It has also happened – though it is very rare indeed – that survivors find their own names on the Names Database, and have reported to Yad Vashem that they survived the Shoah. In these instances, Yad Vashem has removed their names from the database. A little more common, albeit still rare, are instances involving children. Perhaps one of the most at-risk segments of Jews were the children and elderly. In the eyes of the Germans, they served little to no purpose. During the Holocaust some 1.5 million Jewish children were murdered. "However, there were children who were hidden throughout the war, under a false identity, and subsequently remained Catholic after the war, because there was no one left to come and get them," Avrams says. In some cases, a relative or community member who knew that a particular Jewish couple once had children listed those children on Pages of Testimony. It happened that some of those children manifested themselves later on and their names were removed as well. The scholars and archivists working at Yad Vashem try to ensure that the information storied in these entries are as accurate and verified as possible.
Clusters – A Technological Expansion
As the world entered into quarantine due to the Coronavirus health crisis, Yad Vashem launched a new project to upgrade the Names Database, making the search process easier and more accurate. Records contained in the Central Database of Shoah Victims Names are gathered from various sources found in Yad Vashem's Archives, which houses over 200 million pages of documents. "In many cases, we have a number of documents relating to the same person," explains Dr. Avram. "We have now developed the technology to identify records of like individuals and combine them into one 'Personal File.'
"Now we have opened to the public the option of identifying multiple entries, this will allow us to streamline the process of creating these virtual personal files," says Dr. Avram. " So far, we have created hundreds of thousands of this kind of files, in order to provide a more complete identity of these victims and their individual lives.

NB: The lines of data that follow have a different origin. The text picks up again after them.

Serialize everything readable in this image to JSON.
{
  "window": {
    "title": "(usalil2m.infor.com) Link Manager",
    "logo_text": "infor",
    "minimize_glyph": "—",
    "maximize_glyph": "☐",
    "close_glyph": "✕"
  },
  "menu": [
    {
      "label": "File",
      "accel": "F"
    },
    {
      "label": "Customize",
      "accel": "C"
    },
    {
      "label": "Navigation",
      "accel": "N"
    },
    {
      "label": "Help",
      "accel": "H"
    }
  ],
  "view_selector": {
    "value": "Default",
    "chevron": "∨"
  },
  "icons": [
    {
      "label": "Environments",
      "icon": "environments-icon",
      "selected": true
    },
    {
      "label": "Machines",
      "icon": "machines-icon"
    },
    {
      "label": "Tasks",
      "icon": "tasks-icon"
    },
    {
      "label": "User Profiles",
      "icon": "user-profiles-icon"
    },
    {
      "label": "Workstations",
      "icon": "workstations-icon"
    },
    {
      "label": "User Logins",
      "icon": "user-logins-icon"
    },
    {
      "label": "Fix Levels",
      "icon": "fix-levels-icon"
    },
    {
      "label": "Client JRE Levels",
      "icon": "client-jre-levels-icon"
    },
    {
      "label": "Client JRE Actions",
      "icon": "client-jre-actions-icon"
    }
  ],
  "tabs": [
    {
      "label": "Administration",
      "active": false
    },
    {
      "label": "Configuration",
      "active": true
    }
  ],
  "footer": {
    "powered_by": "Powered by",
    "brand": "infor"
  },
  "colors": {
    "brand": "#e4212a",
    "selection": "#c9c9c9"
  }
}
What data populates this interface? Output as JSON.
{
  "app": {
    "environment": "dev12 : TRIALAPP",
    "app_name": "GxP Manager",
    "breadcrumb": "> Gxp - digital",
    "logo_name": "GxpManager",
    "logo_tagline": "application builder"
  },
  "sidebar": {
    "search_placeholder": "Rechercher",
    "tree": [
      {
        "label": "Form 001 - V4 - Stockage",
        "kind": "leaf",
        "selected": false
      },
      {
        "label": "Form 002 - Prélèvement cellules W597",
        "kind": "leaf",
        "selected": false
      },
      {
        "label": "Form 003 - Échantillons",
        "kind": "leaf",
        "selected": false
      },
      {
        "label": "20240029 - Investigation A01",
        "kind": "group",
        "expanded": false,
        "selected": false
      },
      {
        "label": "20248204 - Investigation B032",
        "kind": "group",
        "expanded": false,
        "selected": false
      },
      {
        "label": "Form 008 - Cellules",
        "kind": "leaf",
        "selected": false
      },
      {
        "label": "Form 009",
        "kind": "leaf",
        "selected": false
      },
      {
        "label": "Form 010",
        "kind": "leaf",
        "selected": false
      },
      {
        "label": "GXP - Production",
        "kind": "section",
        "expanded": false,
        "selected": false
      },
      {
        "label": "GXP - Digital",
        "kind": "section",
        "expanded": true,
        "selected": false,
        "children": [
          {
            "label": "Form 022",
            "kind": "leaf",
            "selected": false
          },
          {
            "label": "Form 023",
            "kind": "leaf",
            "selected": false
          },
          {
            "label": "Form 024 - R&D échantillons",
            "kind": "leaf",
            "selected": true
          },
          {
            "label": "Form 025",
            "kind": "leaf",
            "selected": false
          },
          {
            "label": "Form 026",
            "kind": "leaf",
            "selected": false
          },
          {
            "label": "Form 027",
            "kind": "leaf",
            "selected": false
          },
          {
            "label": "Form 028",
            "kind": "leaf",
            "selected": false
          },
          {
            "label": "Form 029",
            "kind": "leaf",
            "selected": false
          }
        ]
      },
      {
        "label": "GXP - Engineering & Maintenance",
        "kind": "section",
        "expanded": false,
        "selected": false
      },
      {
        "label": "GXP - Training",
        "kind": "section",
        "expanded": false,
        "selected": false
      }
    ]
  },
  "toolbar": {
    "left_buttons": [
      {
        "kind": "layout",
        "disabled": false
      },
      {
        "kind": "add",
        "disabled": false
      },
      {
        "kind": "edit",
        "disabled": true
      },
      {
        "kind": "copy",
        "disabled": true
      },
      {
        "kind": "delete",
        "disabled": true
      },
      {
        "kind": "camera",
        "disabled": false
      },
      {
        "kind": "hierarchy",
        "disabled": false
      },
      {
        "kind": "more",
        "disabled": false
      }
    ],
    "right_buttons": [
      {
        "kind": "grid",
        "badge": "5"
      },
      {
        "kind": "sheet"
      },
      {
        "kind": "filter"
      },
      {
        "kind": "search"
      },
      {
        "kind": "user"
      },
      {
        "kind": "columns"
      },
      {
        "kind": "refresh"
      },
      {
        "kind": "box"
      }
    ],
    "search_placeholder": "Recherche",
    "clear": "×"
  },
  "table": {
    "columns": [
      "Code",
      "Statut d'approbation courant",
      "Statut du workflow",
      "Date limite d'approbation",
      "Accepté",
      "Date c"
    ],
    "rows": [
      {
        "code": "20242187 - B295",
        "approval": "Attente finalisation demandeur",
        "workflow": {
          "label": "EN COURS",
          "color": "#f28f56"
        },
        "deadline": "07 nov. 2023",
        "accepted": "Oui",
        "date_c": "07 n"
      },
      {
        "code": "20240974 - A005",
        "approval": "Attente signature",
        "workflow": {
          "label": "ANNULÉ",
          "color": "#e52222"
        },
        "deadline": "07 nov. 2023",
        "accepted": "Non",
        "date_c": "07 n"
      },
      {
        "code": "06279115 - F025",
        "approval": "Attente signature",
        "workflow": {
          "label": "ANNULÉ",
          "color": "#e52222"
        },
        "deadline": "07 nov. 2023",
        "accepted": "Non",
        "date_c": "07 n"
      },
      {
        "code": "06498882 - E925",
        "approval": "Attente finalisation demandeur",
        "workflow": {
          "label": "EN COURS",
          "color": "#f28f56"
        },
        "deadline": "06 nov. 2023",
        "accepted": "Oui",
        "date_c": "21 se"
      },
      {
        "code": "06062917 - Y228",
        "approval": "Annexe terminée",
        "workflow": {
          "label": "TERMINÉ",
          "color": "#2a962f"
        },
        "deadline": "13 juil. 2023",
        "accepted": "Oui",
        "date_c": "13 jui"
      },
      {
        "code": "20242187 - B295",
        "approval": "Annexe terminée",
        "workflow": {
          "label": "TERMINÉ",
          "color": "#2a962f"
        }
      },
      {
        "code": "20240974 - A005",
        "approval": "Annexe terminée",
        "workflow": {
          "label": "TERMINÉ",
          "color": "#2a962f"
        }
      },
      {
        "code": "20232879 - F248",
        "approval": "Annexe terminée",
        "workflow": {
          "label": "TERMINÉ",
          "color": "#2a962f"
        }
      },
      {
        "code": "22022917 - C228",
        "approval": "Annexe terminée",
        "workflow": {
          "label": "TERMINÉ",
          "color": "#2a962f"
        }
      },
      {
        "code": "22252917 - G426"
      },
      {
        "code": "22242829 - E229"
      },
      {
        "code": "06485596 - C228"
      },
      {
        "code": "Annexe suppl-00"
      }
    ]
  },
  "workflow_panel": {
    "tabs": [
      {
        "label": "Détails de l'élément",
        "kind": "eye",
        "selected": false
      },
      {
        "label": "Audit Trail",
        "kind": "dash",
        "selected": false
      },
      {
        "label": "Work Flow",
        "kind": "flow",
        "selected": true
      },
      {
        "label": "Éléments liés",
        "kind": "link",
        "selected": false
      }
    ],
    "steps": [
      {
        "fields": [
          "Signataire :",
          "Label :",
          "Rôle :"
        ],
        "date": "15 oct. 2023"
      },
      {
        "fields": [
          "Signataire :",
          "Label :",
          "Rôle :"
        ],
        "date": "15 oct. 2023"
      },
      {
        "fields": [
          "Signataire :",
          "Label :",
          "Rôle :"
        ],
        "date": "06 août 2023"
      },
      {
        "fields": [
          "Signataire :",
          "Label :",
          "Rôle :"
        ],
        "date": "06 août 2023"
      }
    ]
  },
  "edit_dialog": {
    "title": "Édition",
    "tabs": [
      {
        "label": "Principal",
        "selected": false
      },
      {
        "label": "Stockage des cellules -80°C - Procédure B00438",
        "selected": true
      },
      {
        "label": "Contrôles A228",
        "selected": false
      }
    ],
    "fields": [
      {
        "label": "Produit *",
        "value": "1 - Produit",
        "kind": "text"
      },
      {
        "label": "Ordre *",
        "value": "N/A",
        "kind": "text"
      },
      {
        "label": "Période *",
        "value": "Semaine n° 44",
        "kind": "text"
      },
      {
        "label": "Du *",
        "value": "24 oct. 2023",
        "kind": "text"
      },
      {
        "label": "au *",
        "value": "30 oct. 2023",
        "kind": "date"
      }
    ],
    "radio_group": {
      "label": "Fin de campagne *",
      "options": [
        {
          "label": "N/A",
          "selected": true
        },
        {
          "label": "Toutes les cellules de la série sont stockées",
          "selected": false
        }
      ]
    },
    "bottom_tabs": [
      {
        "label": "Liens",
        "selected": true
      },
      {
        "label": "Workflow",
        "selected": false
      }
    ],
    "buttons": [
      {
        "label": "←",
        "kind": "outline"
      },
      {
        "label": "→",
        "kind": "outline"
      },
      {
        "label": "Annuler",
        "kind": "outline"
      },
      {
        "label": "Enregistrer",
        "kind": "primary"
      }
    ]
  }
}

We are finally giving them back not only their names, but also their identities and sometimes even their faces."
To learn more about the Central Database of Shoah Victims' Names, click here.
This blog was originally published in French.